Louise, said: “We’re trying to make football a more inclusive place for lesbian, gay, bisexual and transgender people. We have seen a lot of positive changes over recent years, but we feel there is still some work to be done to make sure everyone feels welcome in football.”
She added: “We hope the players will take away with them a desire to be careful about the language they use, not to make assumptions about people or stereotype, to value each other as individuals and to really take that into their playing careers so that they’re role models for inclusion in the game.”
As part of the club’s Together programme and its commitment to equality and diversity, Wigan Athletic is showing its support for Football v Homophobia campaign at this weekend’s Sky Bet Championship fixture against Preston North End at the DW Stadium.
Before the game, the Community Trust are hosting a Premier League Kicks fixture against Preston Kicks at Wigan Youth Zone where they will be talking to young people about the importance of respectful language and behaviour, while the first team players will be warming up in FvH t-shirts before the game against North End.
Jonathan Jackson, Chief Executive of Wigan Athletic Football Club, said: “Together is all about challenging discrimination and making staff aware that they should treat people equally and fairly. It’s about working together, thinking together and communicating together internally. We believe this is very important at this club.”
He added: “The event was fantastic and it’s great that Louise from Football v Homophobia visited Christopher Park to enhance the young players’ education, because it’s really important they better their understanding of the subject.”
Second year scholar Charlie Forecast believes players who are gay would play better if they came out, and used the performances of American international Robbie Rogers as an example.

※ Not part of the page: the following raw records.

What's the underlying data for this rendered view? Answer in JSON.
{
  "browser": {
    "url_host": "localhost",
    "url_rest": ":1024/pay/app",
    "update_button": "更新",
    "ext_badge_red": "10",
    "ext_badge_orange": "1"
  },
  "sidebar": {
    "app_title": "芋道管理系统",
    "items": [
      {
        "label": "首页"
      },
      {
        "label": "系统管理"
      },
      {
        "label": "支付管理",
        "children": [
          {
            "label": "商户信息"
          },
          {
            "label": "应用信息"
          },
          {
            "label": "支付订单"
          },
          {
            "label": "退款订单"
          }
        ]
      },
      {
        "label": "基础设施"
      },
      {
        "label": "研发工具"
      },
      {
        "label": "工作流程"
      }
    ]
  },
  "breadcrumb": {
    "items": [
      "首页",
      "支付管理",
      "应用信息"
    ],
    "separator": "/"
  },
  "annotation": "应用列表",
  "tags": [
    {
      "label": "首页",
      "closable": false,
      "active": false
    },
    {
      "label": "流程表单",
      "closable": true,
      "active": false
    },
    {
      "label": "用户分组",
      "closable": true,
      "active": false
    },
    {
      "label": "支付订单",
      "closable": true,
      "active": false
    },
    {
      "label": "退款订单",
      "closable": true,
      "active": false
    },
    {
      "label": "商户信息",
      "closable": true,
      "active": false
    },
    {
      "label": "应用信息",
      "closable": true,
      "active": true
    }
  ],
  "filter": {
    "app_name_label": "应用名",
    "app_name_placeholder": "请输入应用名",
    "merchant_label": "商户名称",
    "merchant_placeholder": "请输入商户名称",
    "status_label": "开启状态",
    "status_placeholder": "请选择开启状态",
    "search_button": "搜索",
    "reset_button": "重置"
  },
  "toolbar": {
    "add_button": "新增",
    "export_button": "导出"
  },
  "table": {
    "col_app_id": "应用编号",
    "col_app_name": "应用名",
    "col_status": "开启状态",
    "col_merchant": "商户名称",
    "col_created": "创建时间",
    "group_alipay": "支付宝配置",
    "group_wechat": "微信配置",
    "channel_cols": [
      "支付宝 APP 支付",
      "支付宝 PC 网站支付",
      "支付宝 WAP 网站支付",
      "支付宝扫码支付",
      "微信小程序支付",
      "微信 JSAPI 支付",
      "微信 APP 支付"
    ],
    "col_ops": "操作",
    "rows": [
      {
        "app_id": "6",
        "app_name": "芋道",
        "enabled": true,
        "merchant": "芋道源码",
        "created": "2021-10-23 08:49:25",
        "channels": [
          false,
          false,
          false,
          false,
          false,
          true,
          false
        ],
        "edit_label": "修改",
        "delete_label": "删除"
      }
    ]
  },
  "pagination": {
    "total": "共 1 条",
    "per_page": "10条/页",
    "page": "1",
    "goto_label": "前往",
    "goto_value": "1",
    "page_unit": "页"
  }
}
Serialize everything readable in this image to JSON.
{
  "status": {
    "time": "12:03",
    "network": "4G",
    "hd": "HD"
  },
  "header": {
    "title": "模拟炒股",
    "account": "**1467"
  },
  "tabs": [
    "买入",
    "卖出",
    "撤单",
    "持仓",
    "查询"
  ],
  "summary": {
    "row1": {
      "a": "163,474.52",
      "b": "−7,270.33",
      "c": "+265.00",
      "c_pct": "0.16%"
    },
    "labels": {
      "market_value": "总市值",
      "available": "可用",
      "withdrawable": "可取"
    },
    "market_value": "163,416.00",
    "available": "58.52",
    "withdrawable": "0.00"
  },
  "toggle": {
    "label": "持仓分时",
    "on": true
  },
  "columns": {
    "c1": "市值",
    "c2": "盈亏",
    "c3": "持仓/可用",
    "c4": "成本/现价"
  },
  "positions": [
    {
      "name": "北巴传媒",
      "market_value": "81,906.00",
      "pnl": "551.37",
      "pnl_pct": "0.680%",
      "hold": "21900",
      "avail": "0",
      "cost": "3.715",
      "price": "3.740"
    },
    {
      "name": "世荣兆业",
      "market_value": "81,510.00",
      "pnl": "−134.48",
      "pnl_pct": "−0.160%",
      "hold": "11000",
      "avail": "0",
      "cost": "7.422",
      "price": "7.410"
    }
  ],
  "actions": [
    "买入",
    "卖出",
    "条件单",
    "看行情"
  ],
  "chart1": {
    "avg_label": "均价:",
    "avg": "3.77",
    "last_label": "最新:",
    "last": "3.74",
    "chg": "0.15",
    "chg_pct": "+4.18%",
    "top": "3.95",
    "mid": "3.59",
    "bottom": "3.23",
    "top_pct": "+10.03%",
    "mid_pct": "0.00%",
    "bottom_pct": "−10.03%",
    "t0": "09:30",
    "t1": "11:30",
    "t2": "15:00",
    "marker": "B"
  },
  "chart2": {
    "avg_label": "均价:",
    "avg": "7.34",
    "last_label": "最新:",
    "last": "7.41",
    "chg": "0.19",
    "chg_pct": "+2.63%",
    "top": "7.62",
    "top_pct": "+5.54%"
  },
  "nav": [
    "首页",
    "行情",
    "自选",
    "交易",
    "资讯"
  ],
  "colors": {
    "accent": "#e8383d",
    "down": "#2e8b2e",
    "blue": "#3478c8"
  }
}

He said: “An issue raised was when players do come out, like Robbie Rogers did, he had his best season the following year. He was accepted for who he was, and when people do come out they feel comfortable in their own skin, so they’ll play better and we’ll all enjoy the game more.”